“I think they all got something in them you know. Fragile, Close to the Edge, Topographic, Gates of Delirium, Awaken that whole period was such an incredible adventure and obviously 90125 was a totally different world and the last album we did Magnification I love very much. But like you say the Relayer was like sort of the kingpin of the 70’s can we stand and keep going yes we can you know.”
Who actually named the band YES?
“The original band was called Mabel Greer’s Toy Shop. Yea Chris’s (Chris Squire) band was called that so I joined with Bill( Bill Bruford original YES drummer) after the drummer left and the keyboard player left in the first week because they had better gigs so I said right to Chris listen we’ve got to shorten the name. So Peter Banks (YES Original guitarist) came up with the name YES. I came up with LIFE and Chris came up with WORLD and then he said, “Why don’t we call ourselves YES?” and we all said, “The Yes?” And he said, No-no just YES.” Then we all said, “YES that’s great!” Yea those were wild and beautiful times.”
Do you have a good story from that wild and beautiful time?
“Aw there’s so many you know. I remember me Howe and Rick getting on the plane but we had a couple of drinks and in those days you could smoke a joint in the airport because nobody cared anyway it was ’71 or ’72 around that time. So we’re happy and on the plane and the captain says we’ll be landing in Chicago in an hour’s time and we said, “Hey wait a minute we’re supposed to be going to Philadelphia.” So Rick stood up and said, “Excuse me can you turn the plane around.”
“And we all looked at him and okay so we got there a quarter of an hour before the show in Philadelphia so we had to get on a different plane when we got to Chicago but that whole moment when Rick stood up and shouted “Can you turn the plane around?” He was serious.
Bands like Yes, Pink Floyd and Jethro Tull never had a string of top 40 hits but were still selling out stadiums. Although YES had Owner of a Lonely Heart and Roundabout as Top 40 radio hits. Were you ever pressured to put out something commercially that would be played on the radio?
“It would happen every so often and that’s when I would leave the situation every eight or ten years or so when it became more of a corporate idea and a record company idea to make an album because we need a hit.
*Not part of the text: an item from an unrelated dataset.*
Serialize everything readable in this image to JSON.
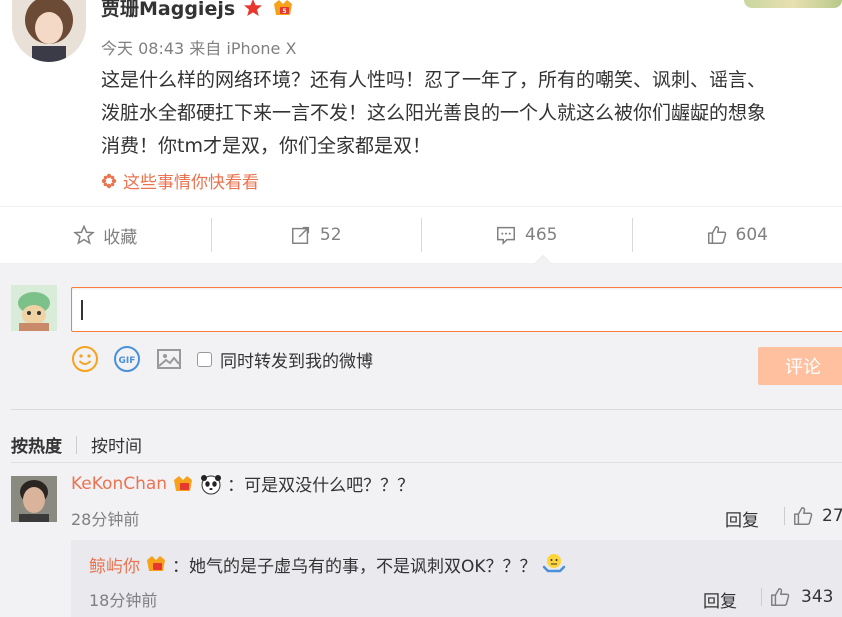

And I’d say, “I think I’ve got to get out of here.” I’d go up and do Vangelis or go off and do other things because I don’t want to chase that dream because if it happens great if it doesn’t get on with great music and new ideas.”
Jon I want to close with a statement.I’d like to say for all the YES faithful like myself throughout the ages, Thank you from the bottom of our hearts for your inspirational lyrics and soothing voice of calm that reached into our very souls. With messages that remind us that everything is going to be okay.
Jon thank you so much, it’s been a real pleasure.
“Thank you so much.”
Good luck man
I want to thank Billy James of Glass Onyon PR for arranging a very special day with Jon Anderson.
Stay in informed with all the latest Jon Anderson news at http://www.jonanderson.com/
You can purchase Jon and Rick Wakeman's album The Living Tree and Anderson’s latest solo creation Survival & Other Stories at Amazon .com.
And don't forget to order author Ray Shasho’s new book called Check the Gs -The True Story of an Eclectic American Family and Their Wacky Family Business today at http://rayshasho.com/
It’s My Big Fat Greek Wedding MEETS Almost Famous MEETS Seinfeld! You’ll live it!
Contact Ray Shasho at firstname.lastname@example.org
|Positivity, exciting new ventures and a rebirth of energy thrusting towards a bright future was the essential message received from the illustrious YES songsmith.|
|“I think they all got something in them you know. Fragile, Close to the Edge, Topographic, Gates of Delirium, Awaken that whole period was such an incredible adventure and obviously 90125 was a totally different world."|